Exercise details:
If a line in the listing below has the string "mouse", copy it out.

** Opening Records for this exercise block **

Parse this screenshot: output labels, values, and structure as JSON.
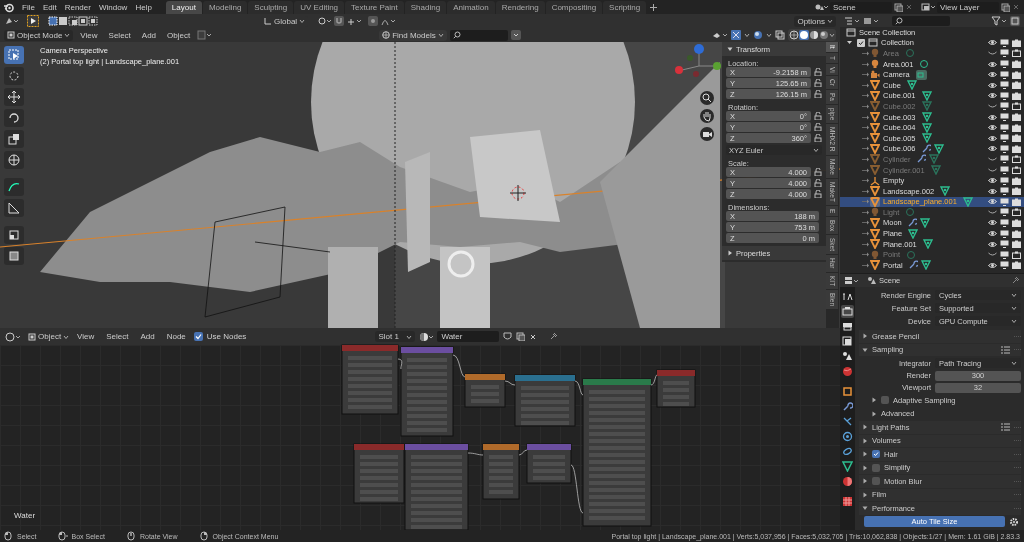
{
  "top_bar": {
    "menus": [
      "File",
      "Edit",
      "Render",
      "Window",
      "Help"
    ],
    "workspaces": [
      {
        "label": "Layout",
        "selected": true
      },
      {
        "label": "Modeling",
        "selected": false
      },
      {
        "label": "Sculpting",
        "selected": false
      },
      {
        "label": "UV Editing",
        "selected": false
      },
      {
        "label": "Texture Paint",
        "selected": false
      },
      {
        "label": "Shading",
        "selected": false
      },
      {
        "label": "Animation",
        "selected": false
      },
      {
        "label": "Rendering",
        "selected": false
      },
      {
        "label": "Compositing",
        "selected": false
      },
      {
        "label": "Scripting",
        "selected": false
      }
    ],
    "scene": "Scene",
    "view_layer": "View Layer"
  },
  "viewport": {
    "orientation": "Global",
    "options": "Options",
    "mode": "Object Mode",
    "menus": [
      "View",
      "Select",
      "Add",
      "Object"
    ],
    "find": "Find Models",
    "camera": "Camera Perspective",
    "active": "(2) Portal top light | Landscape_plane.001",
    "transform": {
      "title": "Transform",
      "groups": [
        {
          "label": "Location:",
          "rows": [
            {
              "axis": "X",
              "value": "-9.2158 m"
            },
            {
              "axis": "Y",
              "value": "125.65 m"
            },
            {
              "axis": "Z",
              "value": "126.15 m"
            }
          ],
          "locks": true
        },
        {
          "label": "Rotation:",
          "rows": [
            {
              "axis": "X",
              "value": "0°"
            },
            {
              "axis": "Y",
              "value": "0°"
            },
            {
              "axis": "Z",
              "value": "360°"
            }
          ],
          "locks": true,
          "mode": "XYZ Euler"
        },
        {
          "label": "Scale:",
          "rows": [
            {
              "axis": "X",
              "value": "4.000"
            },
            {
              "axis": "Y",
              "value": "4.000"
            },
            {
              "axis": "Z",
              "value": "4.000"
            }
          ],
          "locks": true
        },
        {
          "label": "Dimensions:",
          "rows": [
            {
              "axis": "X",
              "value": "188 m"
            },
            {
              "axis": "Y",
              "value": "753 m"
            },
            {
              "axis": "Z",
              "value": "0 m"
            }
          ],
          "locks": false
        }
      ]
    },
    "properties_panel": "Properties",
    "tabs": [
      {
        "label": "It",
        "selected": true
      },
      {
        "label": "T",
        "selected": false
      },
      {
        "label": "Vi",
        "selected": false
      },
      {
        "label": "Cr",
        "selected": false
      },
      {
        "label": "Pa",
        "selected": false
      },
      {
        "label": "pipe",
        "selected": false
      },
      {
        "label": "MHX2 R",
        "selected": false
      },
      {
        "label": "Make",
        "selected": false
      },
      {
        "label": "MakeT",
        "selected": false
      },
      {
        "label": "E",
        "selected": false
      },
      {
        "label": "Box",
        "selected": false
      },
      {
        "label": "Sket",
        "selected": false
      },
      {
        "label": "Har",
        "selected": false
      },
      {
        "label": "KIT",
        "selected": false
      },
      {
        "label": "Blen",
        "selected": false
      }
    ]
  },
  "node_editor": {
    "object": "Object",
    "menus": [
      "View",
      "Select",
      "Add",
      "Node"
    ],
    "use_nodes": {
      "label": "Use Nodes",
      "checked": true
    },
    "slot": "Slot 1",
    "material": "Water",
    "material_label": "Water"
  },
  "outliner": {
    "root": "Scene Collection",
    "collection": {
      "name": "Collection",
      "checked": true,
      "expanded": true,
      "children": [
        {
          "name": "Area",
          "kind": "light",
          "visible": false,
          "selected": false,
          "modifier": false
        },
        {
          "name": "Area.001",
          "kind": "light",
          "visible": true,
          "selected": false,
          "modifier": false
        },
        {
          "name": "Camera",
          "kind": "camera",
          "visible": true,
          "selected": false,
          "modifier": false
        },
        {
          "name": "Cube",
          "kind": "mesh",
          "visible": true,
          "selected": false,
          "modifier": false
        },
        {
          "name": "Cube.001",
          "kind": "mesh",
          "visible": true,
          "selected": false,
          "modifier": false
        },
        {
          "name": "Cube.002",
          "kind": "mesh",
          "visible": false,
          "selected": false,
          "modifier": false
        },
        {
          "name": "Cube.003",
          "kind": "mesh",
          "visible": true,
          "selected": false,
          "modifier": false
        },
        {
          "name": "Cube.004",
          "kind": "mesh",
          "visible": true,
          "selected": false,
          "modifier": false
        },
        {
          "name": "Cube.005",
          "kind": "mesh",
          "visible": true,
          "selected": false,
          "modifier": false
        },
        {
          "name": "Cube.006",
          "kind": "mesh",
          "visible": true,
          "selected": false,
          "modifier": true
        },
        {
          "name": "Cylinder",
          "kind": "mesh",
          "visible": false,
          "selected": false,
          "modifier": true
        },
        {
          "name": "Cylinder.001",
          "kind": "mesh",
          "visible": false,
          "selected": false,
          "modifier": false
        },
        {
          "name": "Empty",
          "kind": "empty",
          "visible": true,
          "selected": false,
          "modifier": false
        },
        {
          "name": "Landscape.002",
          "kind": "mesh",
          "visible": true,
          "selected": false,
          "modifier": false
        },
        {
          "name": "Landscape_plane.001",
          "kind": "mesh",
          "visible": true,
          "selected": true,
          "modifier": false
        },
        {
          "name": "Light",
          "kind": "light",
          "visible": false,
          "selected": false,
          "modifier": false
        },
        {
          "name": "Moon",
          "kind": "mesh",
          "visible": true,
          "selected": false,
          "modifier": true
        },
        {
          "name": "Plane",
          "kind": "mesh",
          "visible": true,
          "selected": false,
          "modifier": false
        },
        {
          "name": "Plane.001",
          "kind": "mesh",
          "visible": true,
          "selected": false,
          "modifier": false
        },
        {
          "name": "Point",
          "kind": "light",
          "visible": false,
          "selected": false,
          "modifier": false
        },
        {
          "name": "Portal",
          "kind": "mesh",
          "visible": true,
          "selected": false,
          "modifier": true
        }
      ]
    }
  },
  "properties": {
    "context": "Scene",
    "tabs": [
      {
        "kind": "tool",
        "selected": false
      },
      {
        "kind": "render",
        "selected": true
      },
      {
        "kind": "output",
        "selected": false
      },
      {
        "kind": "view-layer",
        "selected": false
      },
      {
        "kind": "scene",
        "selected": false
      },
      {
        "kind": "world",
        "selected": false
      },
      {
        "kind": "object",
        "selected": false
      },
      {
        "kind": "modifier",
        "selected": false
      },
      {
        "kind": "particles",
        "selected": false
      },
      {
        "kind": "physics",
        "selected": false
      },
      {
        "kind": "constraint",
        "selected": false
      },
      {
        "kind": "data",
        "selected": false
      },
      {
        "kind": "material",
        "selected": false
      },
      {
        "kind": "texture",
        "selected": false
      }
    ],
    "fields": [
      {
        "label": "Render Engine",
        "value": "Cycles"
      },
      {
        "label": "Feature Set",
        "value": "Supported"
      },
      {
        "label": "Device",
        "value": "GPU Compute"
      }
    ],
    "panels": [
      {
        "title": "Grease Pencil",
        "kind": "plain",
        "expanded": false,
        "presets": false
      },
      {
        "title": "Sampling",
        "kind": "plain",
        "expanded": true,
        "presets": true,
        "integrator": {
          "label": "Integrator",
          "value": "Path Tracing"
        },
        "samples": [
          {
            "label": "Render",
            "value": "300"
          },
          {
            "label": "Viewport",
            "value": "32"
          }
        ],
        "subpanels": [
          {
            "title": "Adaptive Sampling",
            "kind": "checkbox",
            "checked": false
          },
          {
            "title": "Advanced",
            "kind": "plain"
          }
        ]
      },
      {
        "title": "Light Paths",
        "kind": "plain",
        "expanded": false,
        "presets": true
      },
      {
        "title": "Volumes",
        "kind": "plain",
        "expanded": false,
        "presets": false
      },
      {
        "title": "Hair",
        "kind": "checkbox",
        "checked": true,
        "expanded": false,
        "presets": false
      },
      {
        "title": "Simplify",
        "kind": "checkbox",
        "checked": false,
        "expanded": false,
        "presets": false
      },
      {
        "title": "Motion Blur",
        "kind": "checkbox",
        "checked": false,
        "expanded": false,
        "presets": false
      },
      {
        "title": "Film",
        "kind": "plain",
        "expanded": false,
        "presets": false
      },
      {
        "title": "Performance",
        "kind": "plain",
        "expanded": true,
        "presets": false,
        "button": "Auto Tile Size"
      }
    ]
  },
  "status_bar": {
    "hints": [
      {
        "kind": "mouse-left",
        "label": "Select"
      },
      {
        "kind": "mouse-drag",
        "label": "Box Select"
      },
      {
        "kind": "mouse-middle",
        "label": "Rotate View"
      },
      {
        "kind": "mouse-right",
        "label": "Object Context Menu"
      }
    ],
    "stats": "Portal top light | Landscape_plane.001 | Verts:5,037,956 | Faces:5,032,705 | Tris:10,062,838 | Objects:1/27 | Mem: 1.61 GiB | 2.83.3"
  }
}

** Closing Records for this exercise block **

Exercise solution:
        "kind": "mouse-left",
        "kind": "mouse-drag",
        "kind": "mouse-middle",
        "kind": "mouse-right",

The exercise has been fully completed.